“Oops … wrong cookie.”
I have recently started collecting the words of wisdom from the inside of fortune cookies. I eat Chinese food quite a bit (at least twice a week), so I get lots of these cookies. However, as of this point, my collection contains only five or six fortunes. I have very strict requirements to be a part of my collection, and only an elite few may enter. The fortunes must be entertaining. I don’t want the run of the mill “You will be prosperous” or “Someone special will soon enter your life.” I want something humorous. I demand faulty translations, bad grammar, cold sarcasm, or something just completely off the wall.
“It’s not what your fortune cookie can do for you, but what you can do for your fortune cookie!”
I take these small, white pieces of paper and tack them to my bedroom wall. Glancing over them, most seem to be in blue writing, oddly enough. They are all behind my door, if it’s open, white against the bright orange wall. Each restaurant seems to have its own brand of cookies, and I really only eat at three of them: Metro Buffet, The Great Dragon, and HyVee Chinese. Each time I go by myself or with friends, I get one cookie. If I go with my family, I usually get my parents’ two along with mine. Even if I don’t want to eat the cookie, I’ll open them all just to see if there are any good fortunes.
“Pass the bill to the person of your left.”
In the end, however, there really is no point to collecting things. These slips of paper are useless, and even the “meaningful” ones don’t predict anything. I used to collect state quarters until I realized that I could buy a nice amount of candy with all of my quarters. They were much tastier after they had been spent. The point is, I don’t believe anything these fortunes have to say. They simply complement the good food from some of my favorite Chinese restaurants.

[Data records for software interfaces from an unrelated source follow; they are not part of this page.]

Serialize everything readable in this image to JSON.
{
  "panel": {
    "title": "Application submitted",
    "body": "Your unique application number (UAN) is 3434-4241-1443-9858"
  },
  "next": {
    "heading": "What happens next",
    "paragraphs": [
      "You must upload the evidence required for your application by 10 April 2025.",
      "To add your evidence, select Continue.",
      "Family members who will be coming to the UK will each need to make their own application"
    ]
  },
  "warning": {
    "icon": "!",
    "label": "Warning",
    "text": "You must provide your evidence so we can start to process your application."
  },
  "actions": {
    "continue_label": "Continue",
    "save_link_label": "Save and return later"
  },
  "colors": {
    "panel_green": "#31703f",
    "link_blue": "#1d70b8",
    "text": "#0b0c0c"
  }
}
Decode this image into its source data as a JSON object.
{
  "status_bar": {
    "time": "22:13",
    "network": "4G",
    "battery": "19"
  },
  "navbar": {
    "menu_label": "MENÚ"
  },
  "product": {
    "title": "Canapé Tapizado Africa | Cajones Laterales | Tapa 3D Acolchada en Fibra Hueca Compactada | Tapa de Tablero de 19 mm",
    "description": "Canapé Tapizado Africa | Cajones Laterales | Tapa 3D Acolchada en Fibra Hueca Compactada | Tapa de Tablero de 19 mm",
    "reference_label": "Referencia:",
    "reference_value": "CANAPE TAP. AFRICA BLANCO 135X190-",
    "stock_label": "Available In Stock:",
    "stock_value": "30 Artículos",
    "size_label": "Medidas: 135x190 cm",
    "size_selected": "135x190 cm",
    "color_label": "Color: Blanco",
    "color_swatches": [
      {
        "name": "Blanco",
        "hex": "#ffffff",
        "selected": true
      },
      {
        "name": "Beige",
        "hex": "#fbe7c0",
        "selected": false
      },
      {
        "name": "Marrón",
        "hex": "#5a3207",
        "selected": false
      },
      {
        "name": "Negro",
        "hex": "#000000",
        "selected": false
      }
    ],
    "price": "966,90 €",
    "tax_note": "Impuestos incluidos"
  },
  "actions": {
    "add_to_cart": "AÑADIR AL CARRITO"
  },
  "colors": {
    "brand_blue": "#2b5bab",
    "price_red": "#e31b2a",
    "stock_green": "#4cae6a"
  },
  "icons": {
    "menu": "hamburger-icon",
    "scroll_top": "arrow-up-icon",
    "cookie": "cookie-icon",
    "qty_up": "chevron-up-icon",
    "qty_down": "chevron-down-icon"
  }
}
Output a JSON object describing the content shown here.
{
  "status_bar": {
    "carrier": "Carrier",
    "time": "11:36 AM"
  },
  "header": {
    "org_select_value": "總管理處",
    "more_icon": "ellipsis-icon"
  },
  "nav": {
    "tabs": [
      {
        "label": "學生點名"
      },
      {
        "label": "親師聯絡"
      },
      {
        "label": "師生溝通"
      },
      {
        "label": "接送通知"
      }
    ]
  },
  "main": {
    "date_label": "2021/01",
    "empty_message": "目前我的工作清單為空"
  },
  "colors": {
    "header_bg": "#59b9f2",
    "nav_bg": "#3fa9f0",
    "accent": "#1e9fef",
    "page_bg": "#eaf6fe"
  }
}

“You will live a long time, long enough to open many, many fortune cookies.”